If they were real, who would police them? A common problem for Justice League’s Batman was that the league was too powerful. He wanted procedures in place to deal with the league when the meta-humans became too powerful. As an ordinary man, Bruce was keenly aware of this danger and planned accordingly.
Christian Walker, an ordinary human, who once has a super power and was known as Diamond, now serves as a detective capturing and bringing those with powers to justice. Walker is the protagonist of POWERS, and he carries the weight of the loss of his powers. Initially, Walker is very much a man haunted by a glorious past that lingers. A washed up quarterback. A former star. He’s all those things and more.
Saddled with a spunky and impulsive partner in Deena Pilgrim, Christian, along with a host of secondary characters both powers (meta humans) and humans, investigate super-powered crimes. The world-building is amazing. The evolution of Deena and Christian throughout the series also demonstrates Bendis’ writing skills unchecked by someone else’s cannon or character.
POWERS is Bendis set free. It is what independent comic book creators are doing every single day. Breaking the mold of traditional DC and Marvel comic’s storytelling.
POWERS is two-fisted action. Sex. Violence. Mystery. Origin Story. Redemption.

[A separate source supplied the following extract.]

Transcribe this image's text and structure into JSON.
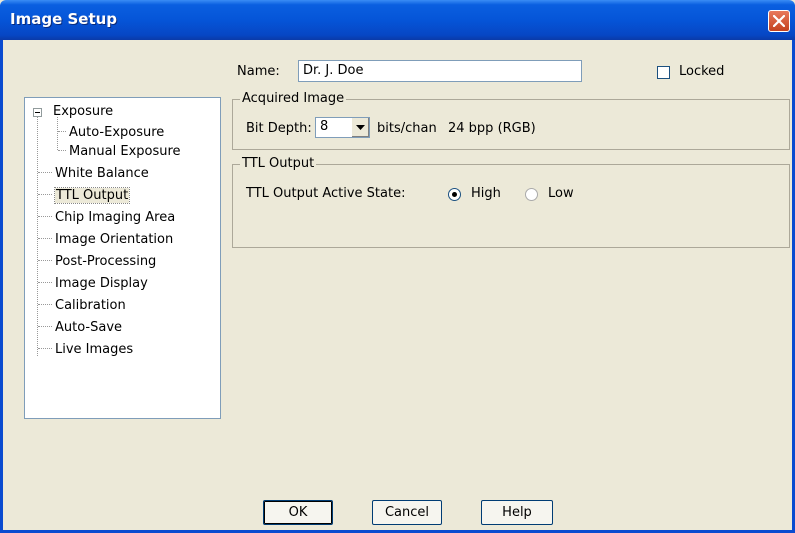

And it is glorious. Gritty. Dark. Delicious. Every single freakin’ bite.
In a word, it’s pulp noir at its absolute sharpest. The writing slices through traditional stereotypes with razor precision, and at times when it looks as if Bendis is feeding right into a traditional storyline or characterization, he kicks the legs out from under it.
Recently POWERS made its live-action debut on Playstation Network (PSN). The casting director kept the characters, but cast Deena Pilgrim as a black woman. In fact, t felt like they’d blended Detective Sunshine and Deena into one character. It didn’t change my feelings for the show, or my love for Deena. In fact, Deena’s troubles seem much more plausible as an African-American female given the amount of challenges we face in our everyday life.
It’s hard to transition a comic book to live action Netflix’s Daredevil not withstanding. Because it was streamed via PSN, Bendis’s baby, POWERS, didn’t have the budget necessary to fully realize Bendis’s world-building. The actor portraying Christian Walker didn’t have the build, swagger, or anything else to make me identify him as WALKER.
So, honestly, I checked out of it fairly soon. It has been granted a season 2, so I will most likely make another attempt to watch the actual series.
For now, I returned to the POWERS comic and re-read them. Revisiting the world I found most enjoyable and Oeming’s illustrations. I knew those characters. I knew their stories. They spoke to me about the challenges of responsibility, class, racism, poverty, sexism, and all the other –isms that plague humanity.
It also had loyalty, redemption, and sacrifice.
Those wonderful other powers that resonate in each human being.
And if POWERS taught me anything, it’s that I don’t have to be a meta-human to use them.